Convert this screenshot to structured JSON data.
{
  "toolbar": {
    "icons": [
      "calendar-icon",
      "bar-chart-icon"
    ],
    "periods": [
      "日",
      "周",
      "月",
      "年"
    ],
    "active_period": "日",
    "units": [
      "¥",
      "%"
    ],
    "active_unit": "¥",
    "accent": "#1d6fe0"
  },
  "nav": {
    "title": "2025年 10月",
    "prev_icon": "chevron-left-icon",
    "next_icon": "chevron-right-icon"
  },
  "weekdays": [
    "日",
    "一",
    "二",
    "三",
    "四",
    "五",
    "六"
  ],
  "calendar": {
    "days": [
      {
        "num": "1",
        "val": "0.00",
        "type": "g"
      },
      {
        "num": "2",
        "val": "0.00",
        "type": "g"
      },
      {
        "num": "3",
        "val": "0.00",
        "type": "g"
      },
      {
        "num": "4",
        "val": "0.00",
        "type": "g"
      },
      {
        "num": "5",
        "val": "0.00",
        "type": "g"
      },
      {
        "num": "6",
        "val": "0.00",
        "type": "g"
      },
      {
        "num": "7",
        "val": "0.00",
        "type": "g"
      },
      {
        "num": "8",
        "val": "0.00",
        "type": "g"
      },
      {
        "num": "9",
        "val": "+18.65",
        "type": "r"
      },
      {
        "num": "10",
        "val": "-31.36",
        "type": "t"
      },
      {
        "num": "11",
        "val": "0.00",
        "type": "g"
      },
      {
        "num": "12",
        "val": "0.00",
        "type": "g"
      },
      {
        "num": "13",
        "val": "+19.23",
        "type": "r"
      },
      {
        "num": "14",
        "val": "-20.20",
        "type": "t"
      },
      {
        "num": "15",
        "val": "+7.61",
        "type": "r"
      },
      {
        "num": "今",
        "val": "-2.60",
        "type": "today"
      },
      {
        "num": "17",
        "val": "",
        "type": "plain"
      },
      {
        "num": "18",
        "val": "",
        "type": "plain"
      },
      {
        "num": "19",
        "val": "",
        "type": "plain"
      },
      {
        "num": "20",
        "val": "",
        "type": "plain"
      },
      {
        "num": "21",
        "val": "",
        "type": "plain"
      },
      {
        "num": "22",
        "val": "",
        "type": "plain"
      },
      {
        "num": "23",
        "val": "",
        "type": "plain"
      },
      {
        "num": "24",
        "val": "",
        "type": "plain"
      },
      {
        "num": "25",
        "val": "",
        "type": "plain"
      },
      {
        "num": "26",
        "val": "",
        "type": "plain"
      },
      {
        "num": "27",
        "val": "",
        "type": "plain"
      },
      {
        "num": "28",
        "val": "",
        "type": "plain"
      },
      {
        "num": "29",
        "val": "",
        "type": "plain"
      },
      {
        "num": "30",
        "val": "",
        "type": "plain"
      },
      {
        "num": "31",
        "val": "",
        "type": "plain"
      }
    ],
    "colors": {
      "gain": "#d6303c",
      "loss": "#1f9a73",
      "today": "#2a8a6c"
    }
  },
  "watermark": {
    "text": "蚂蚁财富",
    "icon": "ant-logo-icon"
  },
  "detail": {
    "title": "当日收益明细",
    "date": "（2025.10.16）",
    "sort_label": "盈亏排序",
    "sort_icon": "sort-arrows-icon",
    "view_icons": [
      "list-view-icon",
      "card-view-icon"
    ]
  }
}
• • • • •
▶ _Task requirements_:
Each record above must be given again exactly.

▶ _Solution_:
Convert this screenshot to structured JSON data.
{
  "toolbar": {
    "icons": [
      "calendar-icon",
      "bar-chart-icon"
    ],
    "periods": [
      "日",
      "周",
      "月",
      "年"
    ],
    "active_period": "日",
    "units": [
      "¥",
      "%"
    ],
    "active_unit": "¥",
    "accent": "#1d6fe0"
  },
  "nav": {
    "title": "2025年 10月",
    "prev_icon": "chevron-left-icon",
    "next_icon": "chevron-right-icon"
  },
  "weekdays": [
    "日",
    "一",
    "二",
    "三",
    "四",
    "五",
    "六"
  ],
  "calendar": {
    "days": [
      {
        "num": "1",
        "val": "0.00",
        "type": "g"
      },
      {
        "num": "2",
        "val": "0.00",
        "type": "g"
      },
      {
        "num": "3",
        "val": "0.00",
        "type": "g"
      },
      {
        "num": "4",
        "val": "0.00",
        "type": "g"
      },
      {
        "num": "5",
        "val": "0.00",
        "type": "g"
      },
      {
        "num": "6",
        "val": "0.00",
        "type": "g"
      },
      {
        "num": "7",
        "val": "0.00",
        "type": "g"
      },
      {
        "num": "8",
        "val": "0.00",
        "type": "g"
      },
      {
        "num": "9",
        "val": "+18.65",
        "type": "r"
      },
      {
        "num": "10",
        "val": "-31.36",
        "type": "t"
      },
      {
        "num": "11",
        "val": "0.00",
        "type": "g"
      },
      {
        "num": "12",
        "val": "0.00",
        "type": "g"
      },
      {
        "num": "13",
        "val": "+19.23",
        "type": "r"
      },
      {
        "num": "14",
        "val": "-20.20",
        "type": "t"
      },
      {
        "num": "15",
        "val": "+7.61",
        "type": "r"
      },
      {
        "num": "今",
        "val": "-2.60",
        "type": "today"
      },
      {
        "num": "17",
        "val": "",
        "type": "plain"
      },
      {
        "num": "18",
        "val": "",
        "type": "plain"
      },
      {
        "num": "19",
        "val": "",
        "type": "plain"
      },
      {
        "num": "20",
        "val": "",
        "type": "plain"
      },
      {
        "num": "21",
        "val": "",
        "type": "plain"
      },
      {
        "num": "22",
        "val": "",
        "type": "plain"
      },
      {
        "num": "23",
        "val": "",
        "type": "plain"
      },
      {
        "num": "24",
        "val": "",
        "type": "plain"
      },
      {
        "num": "25",
        "val": "",
        "type": "plain"
      },
      {
        "num": "26",
        "val": "",
        "type": "plain"
      },
      {
        "num": "27",
        "val": "",
        "type": "plain"
      },
      {
        "num": "28",
        "val": "",
        "type": "plain"
      },
      {
        "num": "29",
        "val": "",
        "type": "plain"
      },
      {
        "num": "30",
        "val": "",
        "type": "plain"
      },
      {
        "num": "31",
        "val": "",
        "type": "plain"
      }
    ],
    "colors": {
      "gain": "#d6303c",
      "loss": "#1f9a73",
      "today": "#2a8a6c"
    }
  },
  "watermark": {
    "text": "蚂蚁财富",
    "icon": "ant-logo-icon"
  },
  "detail": {
    "title": "当日收益明细",
    "date": "（2025.10.16）",
    "sort_label": "盈亏排序",
    "sort_icon": "sort-arrows-icon",
    "view_icons": [
      "list-view-icon",
      "card-view-icon"
    ]
  }
}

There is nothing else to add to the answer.